Hormonal, and other medical, contraceptives provide reversible fertility management and therefore give women control of this important aspect of their lives. Access, and lack of access, to contraception have been recognised as important determinants of the opportunities available to women in developing countries and the patterns of inequality across and within those countries. Less work has been done on these problems in developed nations, though the existence of inequality and social exclusion are again obvious.
The CPRD Aurum and GOLD datasets capture primary care prescriptions along with many other details of people's lives. They cover a substantial proportion of the UK population over the last 20 years, and, in England, are linked to further information on measures of socioeconomic deprivation and whether individuals live in rural or urban environments. In this study, we will use linkages to Hospital Episode Statistics Admitted Patient Care, patient level Index of Multiple Deprivation and Rural Urban Classification data.
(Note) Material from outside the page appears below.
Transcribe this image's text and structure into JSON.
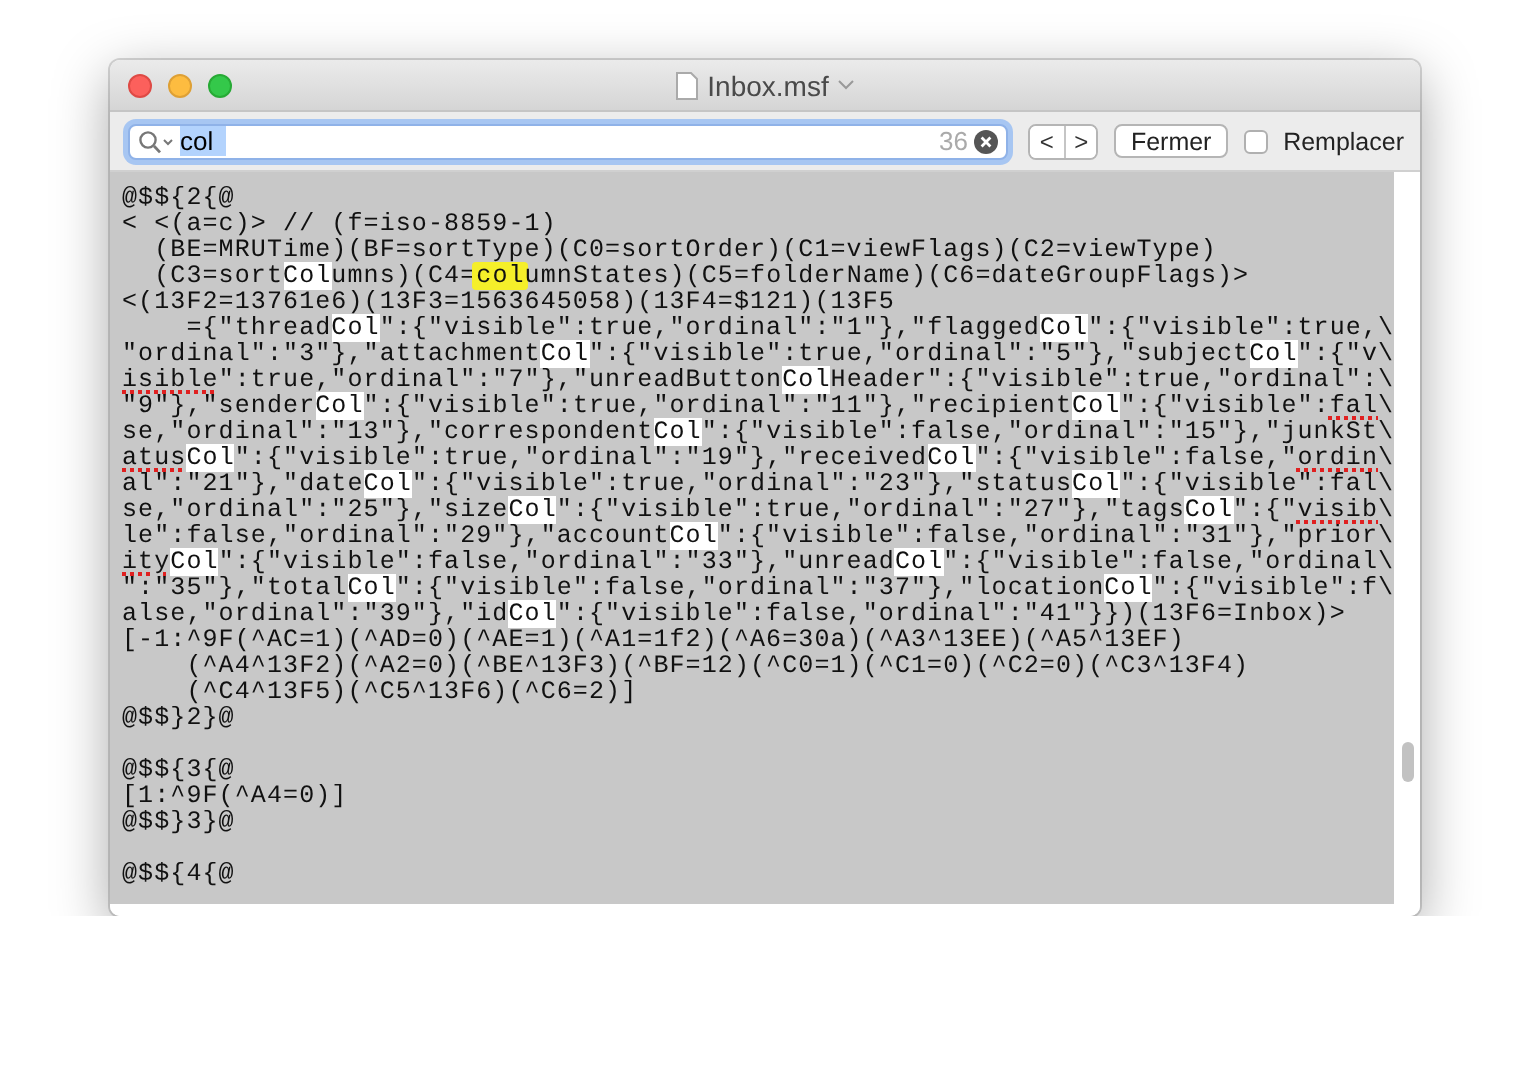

There are limits to these data, including that prescriptions written in specialist clinics and services are not currently captured. Despite this, the datasets contain a large amount of information that will allow both investigation of patterns in the available data and comparisons with other sources of information to assess biases.
The aim of this project is to identify differences in region, age, socioeconomic status, parity and ethnicity in the use of prescription contraceptives (e.g., the combined pill, intra-uterine devices/systems, implants and patches), and to look at how all these have changed over the period from first prescription to present. The main analyses will be generalised linear models, looking at the numbers and proportions of individuals prescribed to. Its main purpose is descriptive: to provide baseline information for future studies, and to assess completeness of data in CPRD GOLD and Aurum through comparison with external data sources.
Contraceptive product prescribed, broken down by category (injectables, pills, intra-uterine devices and systems, implants, patches, and non-hormonal contraceptives); number of contraceptive products prescribed in 12-month periods; incidence, duration, and prevalence, and variability of use. All stratified by: age; socioeconomic status; ethnicity; geographic location; gender, number of previous pregnancies, year of prescription.
Mike Lonergan - Chief Investigator - CPRD
Mike Lonergan - Corresponding Applicant - CPRD
Eleanor Axson - Collaborator - CPRD
Helen Booth - Collaborator - CPRD
Karen Cuenco - Collaborator - The Gates Foundation
Martin Holding - Collaborator - CPRD
Preeti Datta-Nemdharry - Collaborator - MHRA
Sergey Feldman - Collaborator - The Gates Foundation